- The freeholder failing to comply with the code of practice – It’s not uncommon for the freehol of a building to be bought and sold by third party investors. This can make it difficult for a leaseholder to engage the freeholder directly in regards to fulfillment of their obligations, especially if the freeholder has appointed a managing agent who is performing poorly.
- The leaseholder failing to maintain the property to acceptable standard – With an increasing number of buy-to-let properties in recent years, this can happen when the property is sub-let. In such cases, the leaseholder is still responsible for maintaining the property and paying the service charges, even though they’re renting out to a tenant.
- The leaseholder breaking the conditions of the lease – Another common issue is the leaseholder or the tenant they’re renting out to behaves in a manner that is contrary to the terms of the lease, for example by making too much noise or not obtaining permission before carrying out building works.
What can you do if you face issues as a leaseholder?
If you run into issues with your freeholder, you may have the following options:
- Speak to other leaseholders – If you live in a block of apartments, other leaseholders may have had the same issues with the freeholder. It may be worth talking to your neighbors, because if they have had the same problem, you’ll be able to build a stronger case to the freeholder if you raise the issue together.
- Make the freeholder aware of your complaints – Some issues, especially those that are not significant, may be resolved by communicating with the freeholder. You can either write a letter or try to resolve the issue face-to-face.
- Use an independent mediator to settle the dispute – Another option is to use an independent and impartial mediator to help work out issues between you and the freeholder so that you don’t have to go to court.
Owning an apartment is a possibility, but it’s not the same as owning a house.
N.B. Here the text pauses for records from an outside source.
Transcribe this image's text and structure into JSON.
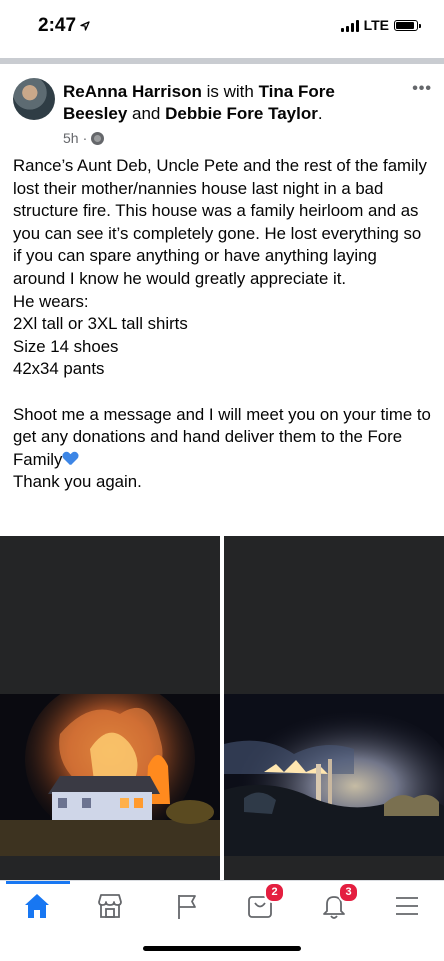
{
  "status_bar": {
    "time": "2:47",
    "network": "LTE"
  },
  "post": {
    "author": "ReAnna Harrison",
    "with_text": "is with",
    "tagged_1": "Tina Fore Beesley",
    "and_text": "and",
    "tagged_2": "Debbie Fore Taylor",
    "time_ago": "5h",
    "body": {
      "paragraph": "Rance’s Aunt Deb, Uncle Pete and the rest of the family lost their mother/nannies house last night in a bad structure fire. This house was a family heirloom and as you can see it’s completely gone. He lost everything so if you can spare anything or have anything laying around I know he would greatly appreciate it.",
      "wears_label": "He wears:",
      "line_shirts": "2Xl tall or 3XL tall shirts",
      "line_shoes": "Size 14 shoes",
      "line_pants": "42x34 pants",
      "closing": "Shoot me a message and I will meet you on your time to get any donations and hand deliver them to the Fore Family",
      "thanks": "Thank you again."
    }
  },
  "tab_bar": {
    "tabs": [
      {
        "icon": "home-icon",
        "active": true
      },
      {
        "icon": "marketplace-icon"
      },
      {
        "icon": "pages-flag-icon"
      },
      {
        "icon": "shop-icon",
        "badge": "2"
      },
      {
        "icon": "notifications-bell-icon",
        "badge": "3"
      },
      {
        "icon": "menu-icon"
      }
    ]
  },
  "colors": {
    "accent": "#1877f2",
    "badge": "#e41e3f",
    "meta_text": "#65676b",
    "heart_emoji": "#3d86e6"
  }
}
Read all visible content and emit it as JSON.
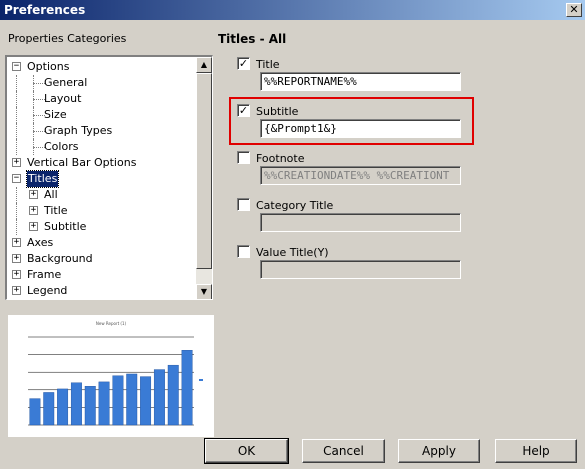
{
  "window": {
    "title": "Preferences",
    "close_glyph": "✕"
  },
  "left": {
    "categories_label": "Properties Categories",
    "tree": [
      {
        "label": "Options",
        "level": 0,
        "expander": "−"
      },
      {
        "label": "General",
        "level": 1
      },
      {
        "label": "Layout",
        "level": 1
      },
      {
        "label": "Size",
        "level": 1
      },
      {
        "label": "Graph Types",
        "level": 1
      },
      {
        "label": "Colors",
        "level": 1
      },
      {
        "label": "Vertical Bar Options",
        "level": 0,
        "expander": "+"
      },
      {
        "label": "Titles",
        "level": 0,
        "expander": "−",
        "selected": true
      },
      {
        "label": "All",
        "level": 1,
        "expander": "+"
      },
      {
        "label": "Title",
        "level": 1,
        "expander": "+"
      },
      {
        "label": "Subtitle",
        "level": 1,
        "expander": "+"
      },
      {
        "label": "Axes",
        "level": 0,
        "expander": "+"
      },
      {
        "label": "Background",
        "level": 0,
        "expander": "+"
      },
      {
        "label": "Frame",
        "level": 0,
        "expander": "+"
      },
      {
        "label": "Legend",
        "level": 0,
        "expander": "+"
      }
    ],
    "scroll_up_icon": "▲",
    "scroll_down_icon": "▼"
  },
  "preview": {
    "chart_data": {
      "type": "bar",
      "title": "New Report (1)",
      "values": [
        30,
        37,
        41,
        48,
        44,
        49,
        56,
        58,
        55,
        63,
        68,
        85
      ],
      "ylim": [
        0,
        100
      ],
      "bar_color": "#3a7bd5",
      "legend_placement": "right"
    }
  },
  "right": {
    "section_title": "Titles - All",
    "fields": [
      {
        "label": "Title",
        "checked": true,
        "value": "%%REPORTNAME%%",
        "disabled": false
      },
      {
        "label": "Subtitle",
        "checked": true,
        "value": "{&Prompt1&}",
        "disabled": false
      },
      {
        "label": "Footnote",
        "checked": false,
        "value": "%%CREATIONDATE%% %%CREATIONT",
        "disabled": true
      },
      {
        "label": "Category Title",
        "checked": false,
        "value": "",
        "disabled": true
      },
      {
        "label": "Value Title(Y)",
        "checked": false,
        "value": "",
        "disabled": true
      }
    ]
  },
  "buttons": {
    "ok": "OK",
    "cancel": "Cancel",
    "apply": "Apply",
    "help": "Help"
  }
}
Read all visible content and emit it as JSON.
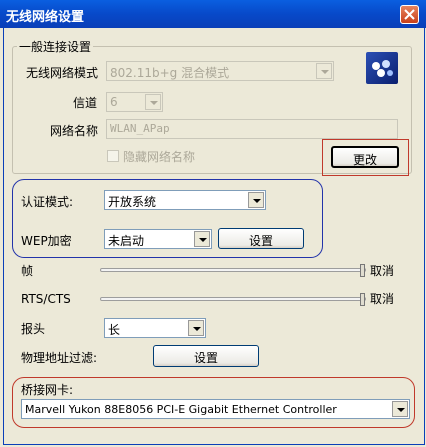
{
  "window": {
    "title": "无线网络设置"
  },
  "general": {
    "legend": "一般连接设置",
    "mode_label": "无线网络模式",
    "mode_value": "802.11b+g 混合模式",
    "channel_label": "信道",
    "channel_value": "6",
    "ssid_label": "网络名称",
    "ssid_value": "WLAN_APap",
    "hide_ssid_label": "隐藏网络名称",
    "change_button": "更改"
  },
  "auth": {
    "mode_label": "认证模式:",
    "mode_value": "开放系统",
    "wep_label": "WEP加密",
    "wep_value": "未启动",
    "settings_button": "设置"
  },
  "frame": {
    "label": "帧",
    "cancel_label": "取消"
  },
  "rts": {
    "label": "RTS/CTS",
    "cancel_label": "取消"
  },
  "preamble": {
    "label": "报头",
    "value": "长"
  },
  "mac_filter": {
    "label": "物理地址过滤:",
    "button": "设置"
  },
  "bridge": {
    "legend": "桥接网卡:",
    "adapter_value": "Marvell Yukon 88E8056 PCI-E Gigabit Ethernet Controller"
  },
  "colors": {
    "titlebar": "#0749c9",
    "highlight_red": "#c0392b",
    "highlight_blue": "#2233aa"
  }
}
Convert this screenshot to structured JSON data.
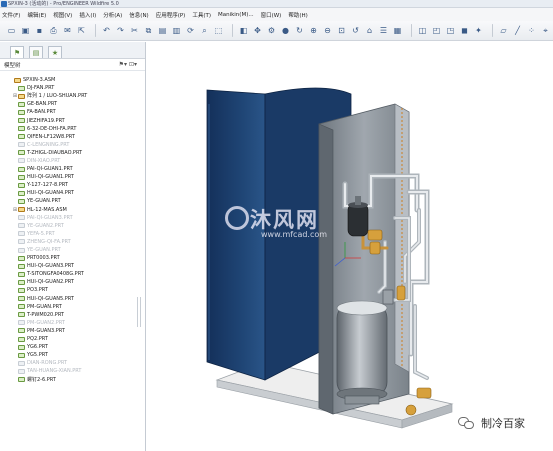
{
  "window": {
    "title": "SPXIN-3 (活动的) - Pro/ENGINEER Wildfire 5.0"
  },
  "menu": {
    "items": [
      "文件(F)",
      "编辑(E)",
      "视图(V)",
      "插入(I)",
      "分析(A)",
      "信息(N)",
      "应用程序(P)",
      "工具(T)",
      "Manikin(M)...",
      "窗口(W)",
      "帮助(H)"
    ]
  },
  "sidebar": {
    "tree_title": "模型树",
    "tree_controls": "⚑▾ ⊡▾",
    "items": [
      {
        "label": "SPXIN-3.ASM",
        "level": "root",
        "type": "asm",
        "dim": false,
        "exp": ""
      },
      {
        "label": "DJ-FAN.PRT",
        "level": "lvl1",
        "type": "prt",
        "dim": false,
        "exp": ""
      },
      {
        "label": "阵列 1 / LUO-SHUAN.PRT",
        "level": "lvl1",
        "type": "asm",
        "dim": false,
        "exp": "⊞"
      },
      {
        "label": "GE-BAN.PRT",
        "level": "lvl1",
        "type": "prt",
        "dim": false,
        "exp": ""
      },
      {
        "label": "FA-BAN.PRT",
        "level": "lvl1",
        "type": "prt",
        "dim": false,
        "exp": ""
      },
      {
        "label": "JIEZHIFA19.PRT",
        "level": "lvl1",
        "type": "prt",
        "dim": false,
        "exp": ""
      },
      {
        "label": "6-32-DE-DHI-FA.PRT",
        "level": "lvl1",
        "type": "prt",
        "dim": false,
        "exp": ""
      },
      {
        "label": "QIFEN-LF12W8.PRT",
        "level": "lvl1",
        "type": "prt",
        "dim": false,
        "exp": ""
      },
      {
        "label": "C-LENGNING.PRT",
        "level": "lvl1",
        "type": "prt",
        "dim": true,
        "exp": ""
      },
      {
        "label": "T-ZHIGL-DIAUBAO.PRT",
        "level": "lvl1",
        "type": "prt",
        "dim": false,
        "exp": ""
      },
      {
        "label": "DIN-XIAO.PRT",
        "level": "lvl1",
        "type": "prt",
        "dim": true,
        "exp": ""
      },
      {
        "label": "PAI-QI-GUAN1.PRT",
        "level": "lvl1",
        "type": "prt",
        "dim": false,
        "exp": ""
      },
      {
        "label": "HUI-QI-GUAN1.PRT",
        "level": "lvl1",
        "type": "prt",
        "dim": false,
        "exp": ""
      },
      {
        "label": "Y-127-127-8.PRT",
        "level": "lvl1",
        "type": "prt",
        "dim": false,
        "exp": ""
      },
      {
        "label": "HUI-QI-GUAN4.PRT",
        "level": "lvl1",
        "type": "prt",
        "dim": false,
        "exp": ""
      },
      {
        "label": "YE-GUAN.PRT",
        "level": "lvl1",
        "type": "prt",
        "dim": false,
        "exp": ""
      },
      {
        "label": "HL-12-MAS.ASM",
        "level": "lvl1",
        "type": "asm",
        "dim": false,
        "exp": "⊞"
      },
      {
        "label": "PAI-QI-GUAN3.PRT",
        "level": "lvl1",
        "type": "prt",
        "dim": true,
        "exp": ""
      },
      {
        "label": "YE-GUAN2.PRT",
        "level": "lvl1",
        "type": "prt",
        "dim": true,
        "exp": ""
      },
      {
        "label": "YEFA-5.PRT",
        "level": "lvl1",
        "type": "prt",
        "dim": true,
        "exp": ""
      },
      {
        "label": "ZHENG-QI-FA.PRT",
        "level": "lvl1",
        "type": "prt",
        "dim": true,
        "exp": ""
      },
      {
        "label": "YE-GUAN.PRT",
        "level": "lvl1",
        "type": "prt",
        "dim": true,
        "exp": ""
      },
      {
        "label": "PRT0003.PRT",
        "level": "lvl1",
        "type": "prt",
        "dim": false,
        "exp": ""
      },
      {
        "label": "HUI-QI-GUAN3.PRT",
        "level": "lvl1",
        "type": "prt",
        "dim": false,
        "exp": ""
      },
      {
        "label": "T-SITONGFA0408G.PRT",
        "level": "lvl1",
        "type": "prt",
        "dim": false,
        "exp": ""
      },
      {
        "label": "HUI-QI-GUAN2.PRT",
        "level": "lvl1",
        "type": "prt",
        "dim": false,
        "exp": ""
      },
      {
        "label": "PO3.PRT",
        "level": "lvl1",
        "type": "prt",
        "dim": false,
        "exp": ""
      },
      {
        "label": "HUI-QI-GUAN5.PRT",
        "level": "lvl1",
        "type": "prt",
        "dim": false,
        "exp": ""
      },
      {
        "label": "PM-GUAN.PRT",
        "level": "lvl1",
        "type": "prt",
        "dim": false,
        "exp": ""
      },
      {
        "label": "T-PWM020.PRT",
        "level": "lvl1",
        "type": "prt",
        "dim": false,
        "exp": ""
      },
      {
        "label": "PM-GUAN2.PRT",
        "level": "lvl1",
        "type": "prt",
        "dim": true,
        "exp": ""
      },
      {
        "label": "PM-GUAN3.PRT",
        "level": "lvl1",
        "type": "prt",
        "dim": false,
        "exp": ""
      },
      {
        "label": "PQ2.PRT",
        "level": "lvl1",
        "type": "prt",
        "dim": false,
        "exp": ""
      },
      {
        "label": "YG6.PRT",
        "level": "lvl1",
        "type": "prt",
        "dim": false,
        "exp": ""
      },
      {
        "label": "YG5.PRT",
        "level": "lvl1",
        "type": "prt",
        "dim": false,
        "exp": ""
      },
      {
        "label": "DIAN-RONG.PRT",
        "level": "lvl1",
        "type": "prt",
        "dim": true,
        "exp": ""
      },
      {
        "label": "TAN-HUANG-XIAN.PRT",
        "level": "lvl1",
        "type": "prt",
        "dim": true,
        "exp": ""
      },
      {
        "label": "螺钉2-6.PRT",
        "level": "lvl1",
        "type": "prt",
        "dim": false,
        "exp": ""
      }
    ]
  },
  "viewport": {
    "watermark_title": "沐风网",
    "watermark_url": "www.mfcad.com"
  },
  "badge": {
    "text": "制冷百家"
  },
  "colors": {
    "panel_blue": "#1c3d6b",
    "panel_grey": "#8b939b",
    "base_white": "#f2f2f2",
    "tree_icon_green": "#6a9a42"
  }
}
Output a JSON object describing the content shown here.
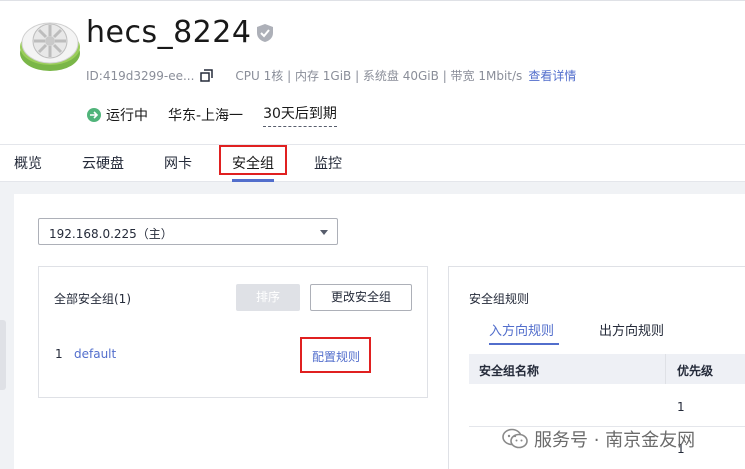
{
  "instance": {
    "name": "hecs_8224",
    "id_text": "ID:419d3299-ee...",
    "specs": "CPU 1核 | 内存 1GiB | 系统盘 40GiB | 带宽 1Mbit/s",
    "details_link": "查看详情",
    "status": "运行中",
    "region": "华东-上海一",
    "expiry": "30天后到期"
  },
  "tabs": [
    {
      "label": "概览"
    },
    {
      "label": "云硬盘"
    },
    {
      "label": "网卡"
    },
    {
      "label": "安全组",
      "active": true
    },
    {
      "label": "监控"
    }
  ],
  "nic_select": {
    "value": "192.168.0.225（主）"
  },
  "security_groups": {
    "title": "全部安全组(1)",
    "sort_button": "排序",
    "change_button": "更改安全组",
    "items": [
      {
        "index": "1",
        "name": "default",
        "action": "配置规则"
      }
    ]
  },
  "rules": {
    "title": "安全组规则",
    "tabs": [
      {
        "label": "入方向规则",
        "active": true
      },
      {
        "label": "出方向规则"
      }
    ],
    "columns": [
      "安全组名称",
      "优先级"
    ],
    "rows": [
      {
        "priority": "1"
      },
      {
        "priority": "1"
      }
    ]
  },
  "watermark": "服务号 · 南京金友网",
  "icons": {
    "logo": "server-logo-icon",
    "verified": "shield-check-icon",
    "copy": "copy-icon",
    "status": "running-status-icon",
    "dropdown": "chevron-down-icon",
    "watermark": "wechat-icon"
  },
  "colors": {
    "accent": "#526ecc",
    "highlight": "#e02020",
    "running": "#50b47a"
  }
}
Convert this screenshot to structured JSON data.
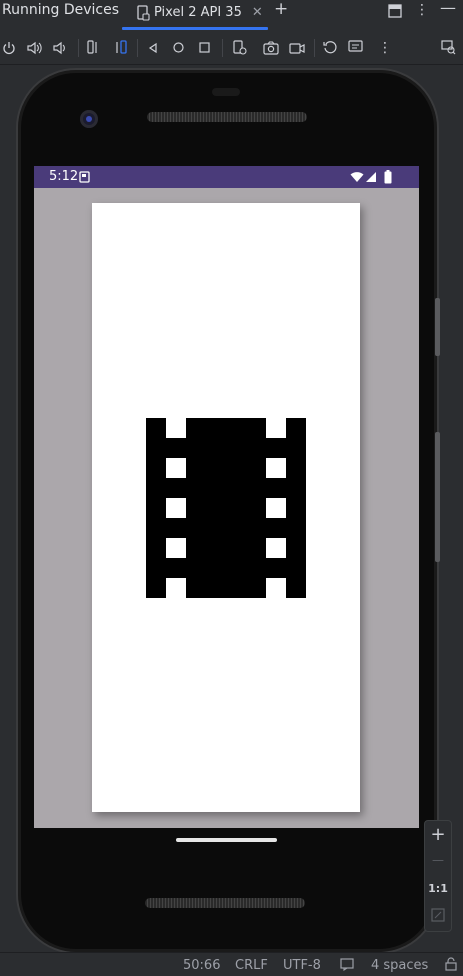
{
  "window": {
    "title": "Running Devices",
    "tab_label": "Pixel 2 API 35"
  },
  "device": {
    "status_time": "5:12"
  },
  "zoom": {
    "plus": "+",
    "minus": "—",
    "one_to_one": "1:1"
  },
  "statusbar": {
    "position": "50:66",
    "line_ending": "CRLF",
    "encoding": "UTF-8",
    "indent": "4 spaces"
  },
  "colors": {
    "accent": "#3574f0",
    "status_bar": "#4a3b7a",
    "screen_bg": "#aba7ab"
  }
}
Owning a leasehold property is common, but this unique type of homeownership is complex. Therefore, it’s important to do as much research as you can so that you’re prepared to handle it.